21 July 2011
Using the TAG to generate efficient patrol routes.
DLR (CC-BY 3.0).
A step ahead of car thieves. Example of a patrol route,generated on the basis of fictitious data.
Patrol routes, computed by the TAG based on a fictitious database: No chance for offenders to identify a pattern.
The police plan to make things tough for car thieves and burglars by stepping up their patrols. For this purpose, DLR Braunschweig has developed a new route planning software: TAG (“TourenAuswahlGenerator”) assists in deploying resources efficiently, includes random factors, gives consideration to the current situation – and may as well be used in other security-relevant fields.
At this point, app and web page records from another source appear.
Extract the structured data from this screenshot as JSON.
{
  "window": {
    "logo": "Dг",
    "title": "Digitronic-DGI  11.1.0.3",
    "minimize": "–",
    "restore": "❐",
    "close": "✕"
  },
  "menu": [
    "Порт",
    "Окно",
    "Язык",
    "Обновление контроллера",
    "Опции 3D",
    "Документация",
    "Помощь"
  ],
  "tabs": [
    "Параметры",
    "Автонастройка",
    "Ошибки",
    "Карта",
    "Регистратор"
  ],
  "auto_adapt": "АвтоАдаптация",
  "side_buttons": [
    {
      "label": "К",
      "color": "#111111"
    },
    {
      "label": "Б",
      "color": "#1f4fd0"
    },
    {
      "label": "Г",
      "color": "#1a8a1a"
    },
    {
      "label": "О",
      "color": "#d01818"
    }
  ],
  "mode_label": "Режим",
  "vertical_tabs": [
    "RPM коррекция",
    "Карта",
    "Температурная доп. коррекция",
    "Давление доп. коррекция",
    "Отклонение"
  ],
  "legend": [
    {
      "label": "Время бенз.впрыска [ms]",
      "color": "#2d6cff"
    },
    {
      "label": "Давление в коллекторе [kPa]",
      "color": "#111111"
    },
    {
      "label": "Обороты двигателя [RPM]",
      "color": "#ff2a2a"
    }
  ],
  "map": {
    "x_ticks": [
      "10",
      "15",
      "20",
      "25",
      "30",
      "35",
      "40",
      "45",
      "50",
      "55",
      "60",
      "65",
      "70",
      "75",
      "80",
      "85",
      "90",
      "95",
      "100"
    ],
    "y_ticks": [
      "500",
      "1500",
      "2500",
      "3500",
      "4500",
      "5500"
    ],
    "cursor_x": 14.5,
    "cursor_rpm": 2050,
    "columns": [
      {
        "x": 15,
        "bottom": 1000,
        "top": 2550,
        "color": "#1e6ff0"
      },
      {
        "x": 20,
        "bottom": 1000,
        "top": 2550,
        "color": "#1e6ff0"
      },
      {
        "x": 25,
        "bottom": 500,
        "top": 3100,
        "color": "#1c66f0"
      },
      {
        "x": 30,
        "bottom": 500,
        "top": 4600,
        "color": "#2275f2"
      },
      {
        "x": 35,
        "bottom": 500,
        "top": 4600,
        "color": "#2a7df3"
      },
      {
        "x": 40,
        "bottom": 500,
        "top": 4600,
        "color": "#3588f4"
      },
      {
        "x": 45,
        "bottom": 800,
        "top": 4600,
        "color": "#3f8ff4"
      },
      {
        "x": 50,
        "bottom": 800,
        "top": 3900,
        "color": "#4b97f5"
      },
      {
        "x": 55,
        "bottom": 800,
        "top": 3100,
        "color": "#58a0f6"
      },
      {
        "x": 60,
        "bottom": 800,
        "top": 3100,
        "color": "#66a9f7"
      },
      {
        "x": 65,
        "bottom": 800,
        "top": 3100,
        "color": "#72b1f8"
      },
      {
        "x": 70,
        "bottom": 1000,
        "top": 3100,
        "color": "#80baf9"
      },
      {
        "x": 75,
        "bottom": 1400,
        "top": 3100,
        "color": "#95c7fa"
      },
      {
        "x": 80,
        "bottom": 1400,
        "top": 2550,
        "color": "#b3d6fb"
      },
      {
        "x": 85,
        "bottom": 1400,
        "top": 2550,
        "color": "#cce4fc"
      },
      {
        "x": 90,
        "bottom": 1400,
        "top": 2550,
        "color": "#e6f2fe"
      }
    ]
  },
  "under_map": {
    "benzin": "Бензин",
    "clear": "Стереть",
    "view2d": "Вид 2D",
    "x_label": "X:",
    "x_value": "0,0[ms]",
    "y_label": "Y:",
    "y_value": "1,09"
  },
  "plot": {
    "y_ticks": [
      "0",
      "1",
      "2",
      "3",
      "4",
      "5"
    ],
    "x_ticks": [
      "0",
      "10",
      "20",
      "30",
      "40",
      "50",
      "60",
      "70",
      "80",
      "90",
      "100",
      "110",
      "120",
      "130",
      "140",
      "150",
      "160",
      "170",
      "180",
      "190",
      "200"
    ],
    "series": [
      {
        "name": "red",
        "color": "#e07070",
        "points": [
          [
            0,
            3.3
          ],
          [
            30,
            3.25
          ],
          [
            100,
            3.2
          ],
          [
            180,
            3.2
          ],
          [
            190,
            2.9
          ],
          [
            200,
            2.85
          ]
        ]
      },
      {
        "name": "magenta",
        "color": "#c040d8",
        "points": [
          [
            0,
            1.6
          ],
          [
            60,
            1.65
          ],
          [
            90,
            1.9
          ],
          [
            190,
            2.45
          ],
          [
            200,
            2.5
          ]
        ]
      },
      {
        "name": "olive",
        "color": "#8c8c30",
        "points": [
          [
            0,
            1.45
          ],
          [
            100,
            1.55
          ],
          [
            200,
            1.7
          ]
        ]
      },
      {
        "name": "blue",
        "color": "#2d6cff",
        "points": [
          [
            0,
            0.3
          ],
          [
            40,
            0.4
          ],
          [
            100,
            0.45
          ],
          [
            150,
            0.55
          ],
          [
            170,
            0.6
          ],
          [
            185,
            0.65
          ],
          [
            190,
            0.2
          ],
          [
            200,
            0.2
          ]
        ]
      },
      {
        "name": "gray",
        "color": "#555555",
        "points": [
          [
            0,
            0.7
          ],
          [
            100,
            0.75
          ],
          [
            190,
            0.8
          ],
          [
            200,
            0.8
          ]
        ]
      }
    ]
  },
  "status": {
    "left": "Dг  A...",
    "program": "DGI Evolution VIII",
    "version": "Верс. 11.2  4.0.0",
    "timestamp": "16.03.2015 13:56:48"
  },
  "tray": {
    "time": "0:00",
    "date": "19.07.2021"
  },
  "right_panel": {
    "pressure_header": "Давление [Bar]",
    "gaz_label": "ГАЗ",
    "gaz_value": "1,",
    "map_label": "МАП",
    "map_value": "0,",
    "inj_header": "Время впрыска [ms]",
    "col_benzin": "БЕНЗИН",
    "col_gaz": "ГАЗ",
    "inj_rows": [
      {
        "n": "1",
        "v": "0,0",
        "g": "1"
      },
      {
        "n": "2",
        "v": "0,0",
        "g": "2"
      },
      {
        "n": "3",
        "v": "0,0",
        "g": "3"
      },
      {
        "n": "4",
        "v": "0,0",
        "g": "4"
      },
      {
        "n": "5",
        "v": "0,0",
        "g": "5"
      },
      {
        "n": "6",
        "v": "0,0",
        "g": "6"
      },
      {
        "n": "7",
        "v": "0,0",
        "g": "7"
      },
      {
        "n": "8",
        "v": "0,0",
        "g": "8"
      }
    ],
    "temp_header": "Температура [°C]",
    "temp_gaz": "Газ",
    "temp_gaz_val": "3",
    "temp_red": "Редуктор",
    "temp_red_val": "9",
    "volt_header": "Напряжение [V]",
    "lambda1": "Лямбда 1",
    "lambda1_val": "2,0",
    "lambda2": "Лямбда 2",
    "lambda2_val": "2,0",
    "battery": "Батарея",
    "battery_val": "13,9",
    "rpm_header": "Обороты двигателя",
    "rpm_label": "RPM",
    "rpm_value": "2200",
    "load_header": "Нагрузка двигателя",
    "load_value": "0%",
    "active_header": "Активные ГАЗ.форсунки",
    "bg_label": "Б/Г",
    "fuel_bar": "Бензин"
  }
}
The Braunschweig-Wolfsburg region is plagued by a growing number of car thefts. Most of these are committed by organised criminals whose professionality presents a great challenge to the police. Optimised patrolling is intended to prevent thefts by deterring the thieves. So far, the police have been planning their rounds without support. Now, however, DLR and the Braunschwieg police have initiated a project to support officers actively in planning their itineraries. For this purpose, the Institute of Air Transport and Airport Research, a DLR domiciled at Braunschweig and Köln-Porz has developed the TAG software.
The TAG generates routes and itineraries that are optimised to match the needs of the police, the objective being to deploy staff and patrol cars as efficiently as possible. Introducing random elements is particularly important in this context because it keeps criminals from recognising patterns to which they can adapt. The system also allows for emergency call-outs, since in an emergency the police cannot wait until a patrol run is over before rushing to the scene.
The officers’ experience is part of the plan
The TAG route planning software meets all these requirements. Its database, which is updated by the users themselves, contains the addresses of places with a potential theft risk. Next to sites where cars have been stolen frequently before, the database also contains locations where valuable cars are often parked.
All sites are given a threat index which reflects earlier police experience. Areas where the risk of theft is high are covered more frequently than others where it is lower. Moreover, some destinations are selected from the database by a randomiser. A cluster algorithm divides these into groups, and route-planning algorithms amalgamate them into itineraries.
What the TAG really does is to generate a large number of small, optimised patrol tours. This approach permits the police to prioritise other missions against patrols. Thus, the events of the day and its emergency calls govern the timing of the patrols – another random component that makes life harder for criminals.
Suitable for airport use
Beyond optimising patrol itineraries, the TAG’s uses are many and varied. If, for example, users want a particular property surveyed in order to prevent burglary, all they need to do is include the relevant data in the database. Moreover, the system may be used at airports where the premises and terminals are continuously patrolled – a procedure that can be planned with the aid of the TAG. At present, the software is being discussed internally by the police, after which it will be tested on patrol service.
Scientists from one of DLR´s main research areas, transport, is involved in this project, which at the same time forms part of DLR´s security research, a cross departmental programme under which defence and security-related research and development activities are being planned and controlled.
Last modified:21/07/2011 18:37:08